I can’t help but peak out the window on snow days. I try not to be so cliché, but it’s out of my hands. The cold weather brings warm memories.

I am just under four feet tall when I hunch over the window sill to admire the white sky. We lived in a building at the time, and could see the entire length of Manhattan from our ninth floor apartment. I have the attention span of a gold fish, so I don’t stare for too long. I dash into the kitchen where my mother is preparing dinner. I want to ask her if I can go outside and play.

She has a bit of a temper on stressful days, but I am too young to realize this. I beg at her knees for at least an hour. My father steps in through the door dusting snow off of his mustache. He looks like the snow man I want to build. With this in mind, I know he’ll want to play outside.

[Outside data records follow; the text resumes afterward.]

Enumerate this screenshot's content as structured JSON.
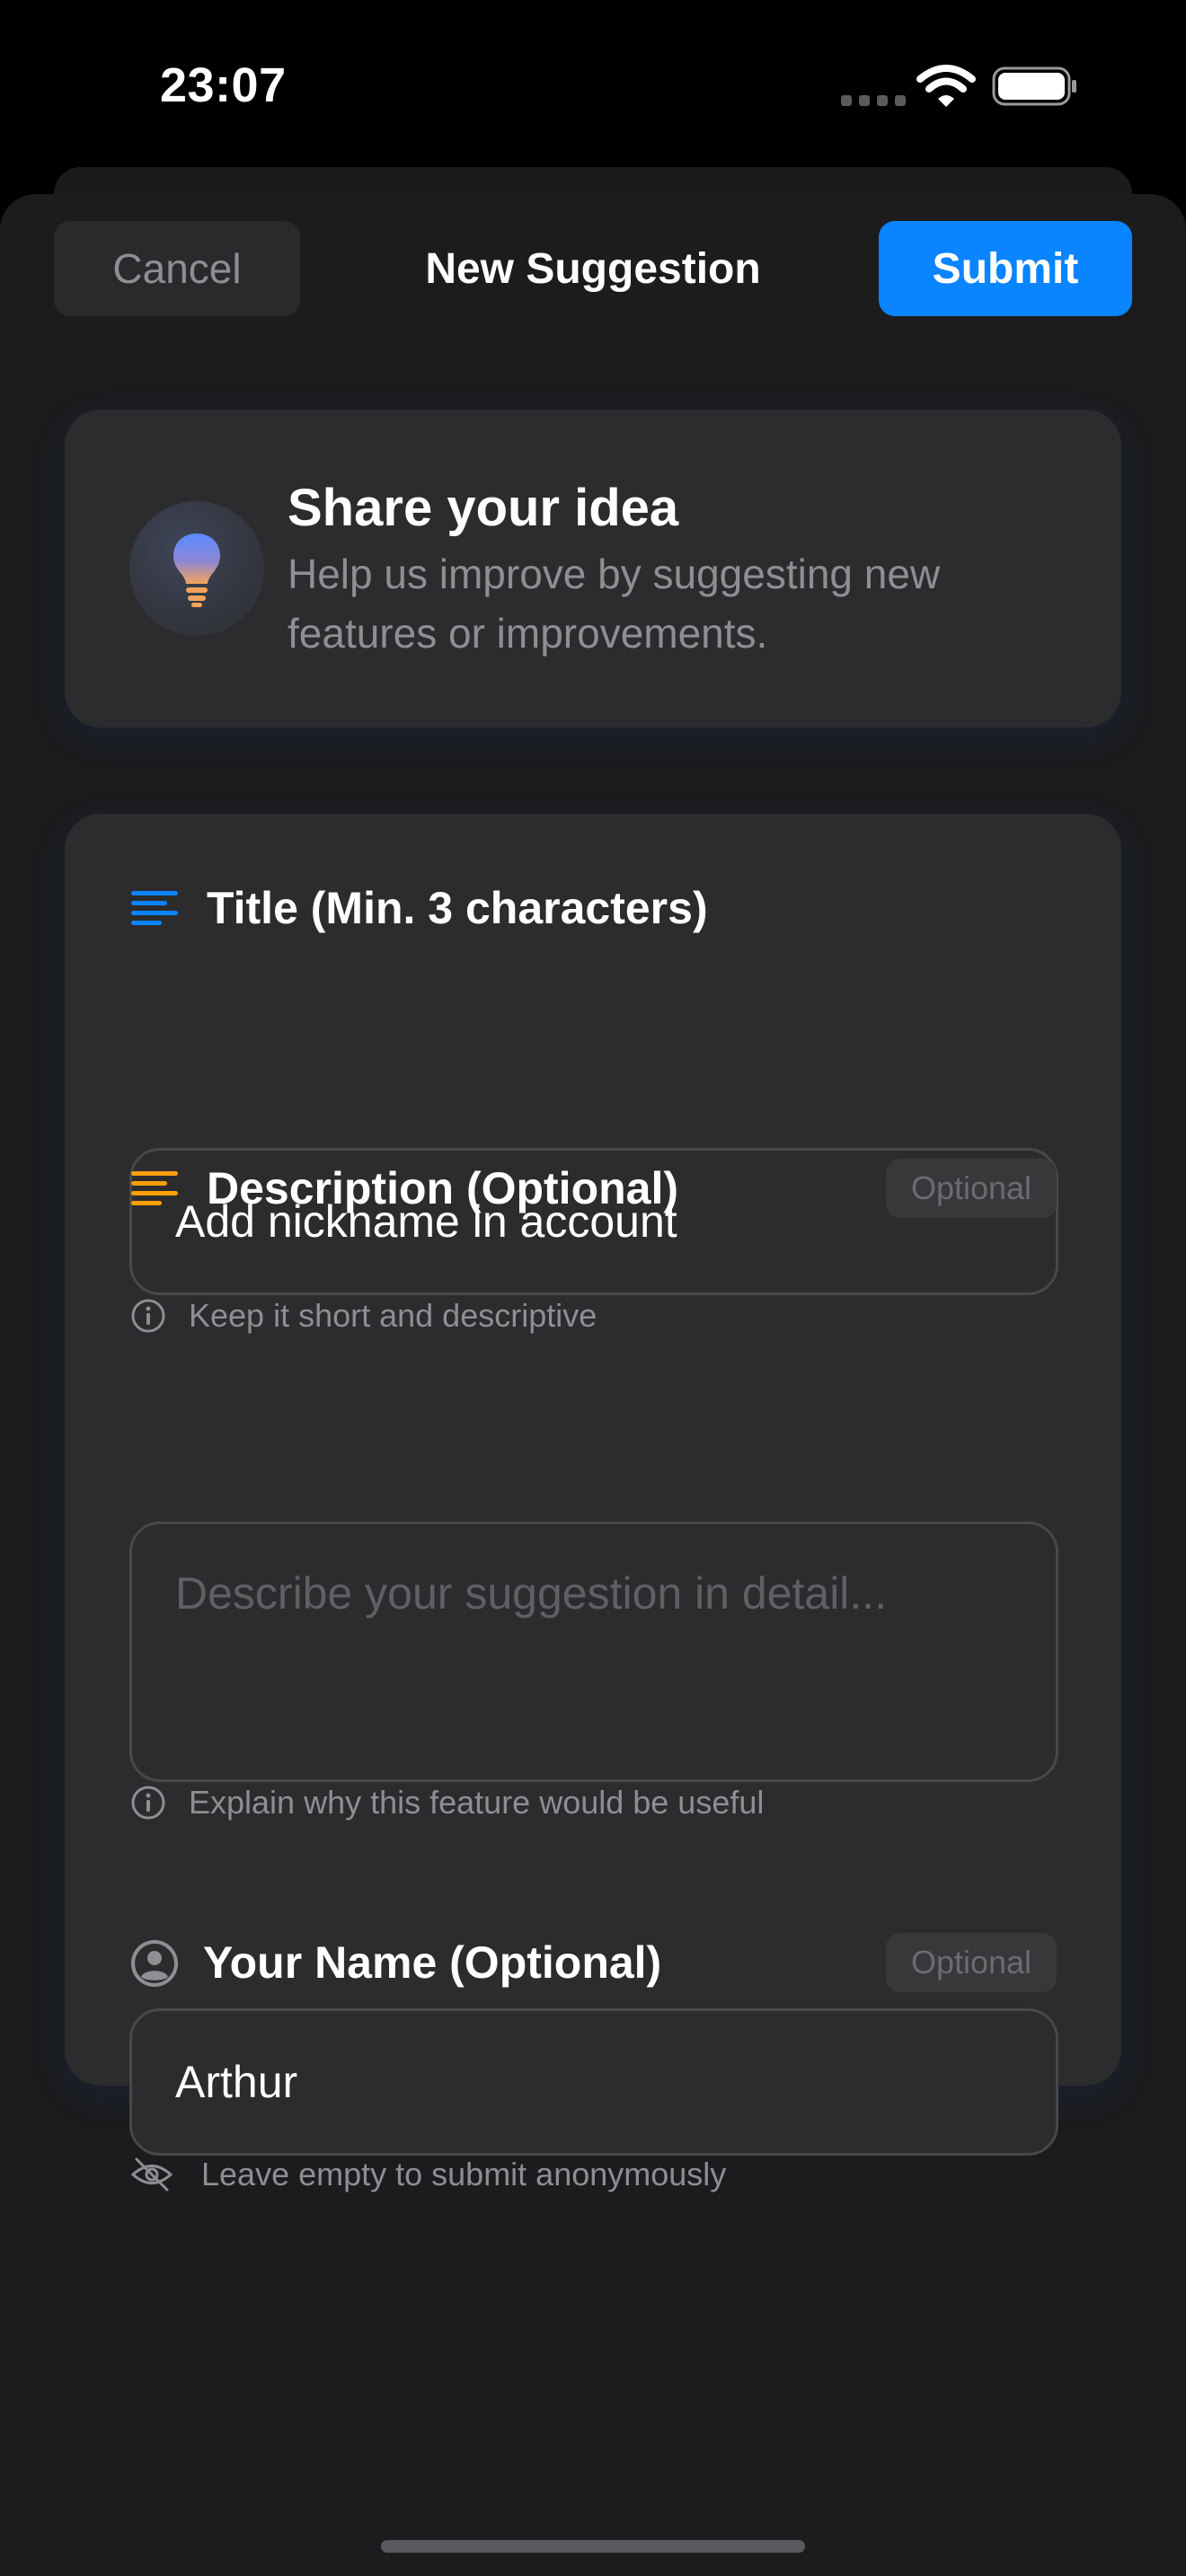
{
  "status_bar": {
    "time": "23:07"
  },
  "nav": {
    "cancel_label": "Cancel",
    "title": "New Suggestion",
    "submit_label": "Submit"
  },
  "intro": {
    "title": "Share your idea",
    "description": "Help us improve by suggesting new features or improvements."
  },
  "form": {
    "title_field": {
      "label": "Title (Min. 3 characters)",
      "value": "Add nickname in account",
      "hint": "Keep it short and descriptive"
    },
    "description_field": {
      "label": "Description (Optional)",
      "badge": "Optional",
      "placeholder": "Describe your suggestion in detail...",
      "value": "",
      "hint": "Explain why this feature would be useful"
    },
    "name_field": {
      "label": "Your Name (Optional)",
      "badge": "Optional",
      "value": "Arthur",
      "hint": "Leave empty to submit anonymously"
    }
  },
  "icons": {
    "bulb": "lightbulb-icon",
    "title": "text-align-left-icon",
    "description": "text-align-left-icon",
    "name": "person-circle-icon",
    "hint_info": "info-circle-icon",
    "hint_anon": "eye-slash-icon"
  },
  "colors": {
    "accent": "#0a84ff",
    "description_icon": "#ff9f0a",
    "background": "#1c1c1e",
    "card": "#2c2c2e"
  }
}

I was right. I slip on my boots and help my sister with her gloves. She’s only excited because I am, I don’t think she understands the concept of a snow day. I am eager to teach her about snow ball fights and snow angels. I want her to be just like me when she grows up.

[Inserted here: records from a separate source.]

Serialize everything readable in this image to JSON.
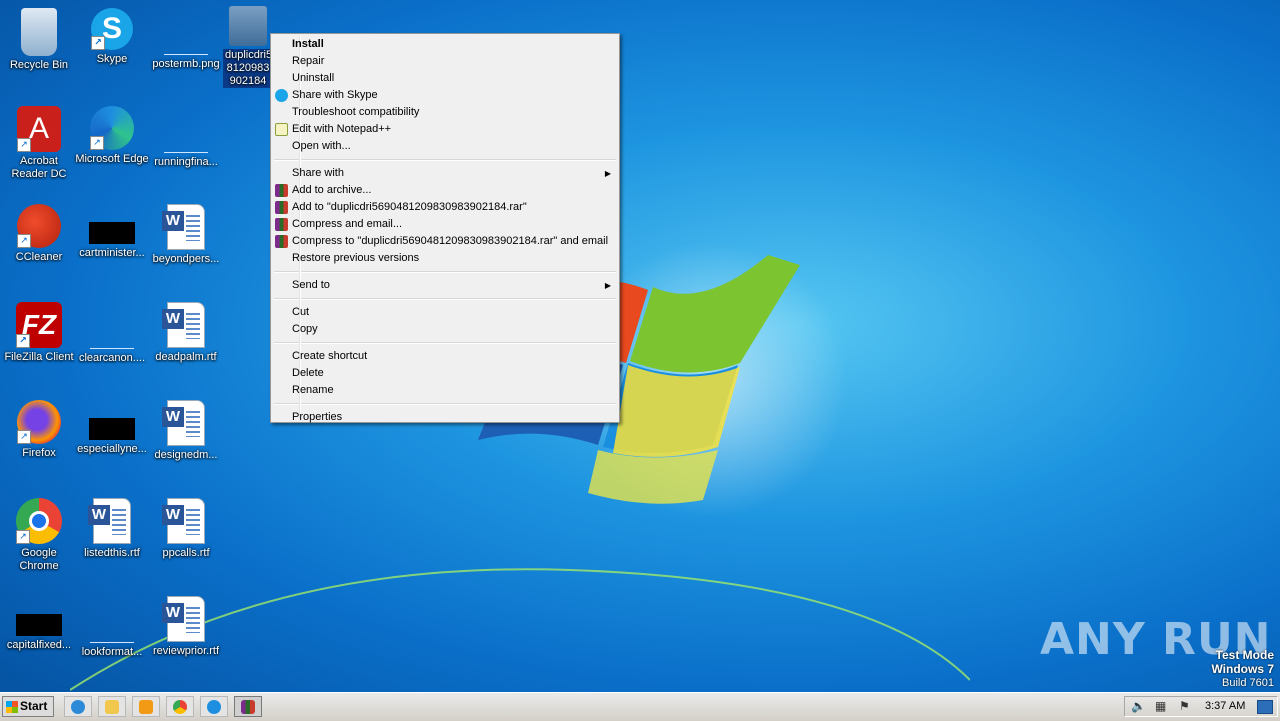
{
  "desktop_icons": [
    {
      "label": "Recycle Bin",
      "icon": "recycle-bin-icon"
    },
    {
      "label": "Skype",
      "icon": "skype-icon"
    },
    {
      "label": "postermb.png",
      "icon": "image-file-icon"
    },
    {
      "label": "duplicdri5 8120983 902184",
      "icon": "installer-icon"
    },
    {
      "label": "Acrobat Reader DC",
      "icon": "acrobat-icon"
    },
    {
      "label": "Microsoft Edge",
      "icon": "edge-icon"
    },
    {
      "label": "runningfina...",
      "icon": "file-icon"
    },
    {
      "label": "CCleaner",
      "icon": "ccleaner-icon"
    },
    {
      "label": "cartminister...",
      "icon": "file-icon"
    },
    {
      "label": "beyondpers...",
      "icon": "word-doc-icon"
    },
    {
      "label": "FileZilla Client",
      "icon": "filezilla-icon"
    },
    {
      "label": "clearcanon....",
      "icon": "file-icon"
    },
    {
      "label": "deadpalm.rtf",
      "icon": "word-doc-icon"
    },
    {
      "label": "Firefox",
      "icon": "firefox-icon"
    },
    {
      "label": "especiallyne...",
      "icon": "file-icon"
    },
    {
      "label": "designedm...",
      "icon": "word-doc-icon"
    },
    {
      "label": "Google Chrome",
      "icon": "chrome-icon"
    },
    {
      "label": "listedthis.rtf",
      "icon": "word-doc-icon"
    },
    {
      "label": "ppcalls.rtf",
      "icon": "word-doc-icon"
    },
    {
      "label": "capitalfixed...",
      "icon": "file-icon"
    },
    {
      "label": "lookformat...",
      "icon": "file-icon"
    },
    {
      "label": "reviewprior.rtf",
      "icon": "word-doc-icon"
    }
  ],
  "context_menu": {
    "items": [
      {
        "label": "Install",
        "bold": true
      },
      {
        "label": "Repair"
      },
      {
        "label": "Uninstall"
      },
      {
        "label": "Share with Skype",
        "icon": "skype-icon"
      },
      {
        "label": "Troubleshoot compatibility"
      },
      {
        "label": "Edit with Notepad++",
        "icon": "notepadpp-icon"
      },
      {
        "label": "Open with..."
      },
      {
        "label": "Share with",
        "submenu": true
      },
      {
        "label": "Add to archive...",
        "icon": "winrar-icon"
      },
      {
        "label": "Add to \"duplicdri569048120983098390218 4.rar\""
      },
      {
        "label": "Compress and email...",
        "icon": "winrar-icon"
      },
      {
        "label": "Compress to \"duplicdri569048120983098390218 4.rar\" and email",
        "icon": "winrar-icon"
      },
      {
        "label": "Restore previous versions"
      },
      {
        "label": "Send to",
        "submenu": true
      },
      {
        "label": "Cut"
      },
      {
        "label": "Copy"
      },
      {
        "label": "Create shortcut"
      },
      {
        "label": "Delete"
      },
      {
        "label": "Rename"
      },
      {
        "label": "Properties"
      }
    ],
    "add_to_rar": "Add to \"duplicdri5690481209830983902184.rar\"",
    "compress_to_rar_email": "Compress to \"duplicdri5690481209830983902184.rar\" and email"
  },
  "taskbar": {
    "start_label": "Start",
    "clock": "3:37 AM",
    "pinned": [
      "ie-icon",
      "explorer-icon",
      "media-player-icon",
      "chrome-icon",
      "edge-icon",
      "winrar-icon"
    ]
  },
  "watermark": {
    "brand": "ANY RUN",
    "test_mode": "Test Mode",
    "os": "Windows 7",
    "build": "Build 7601"
  }
}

I have flash backs of building that snow man, recalling our lack of carrots. I remember our neighbors building other snow men that were bigger and had noses, but ours was more special. My daddy and I built that snow man. My sister helped a bit. We were happy and care free. I lived in a world that only existed as far as I could see. A world whose problems didn’t faze me.

Today I am not as naive, I am over four feet tall, but I still peak out the window on stressful days like this. I don’t have the same drive to build a snow man, but I am blessed with the memories. I drink my hot chocolate and sit beside my card board fireplace. When life begins to faze me, I can still admire the beautiful picture behind the curtains.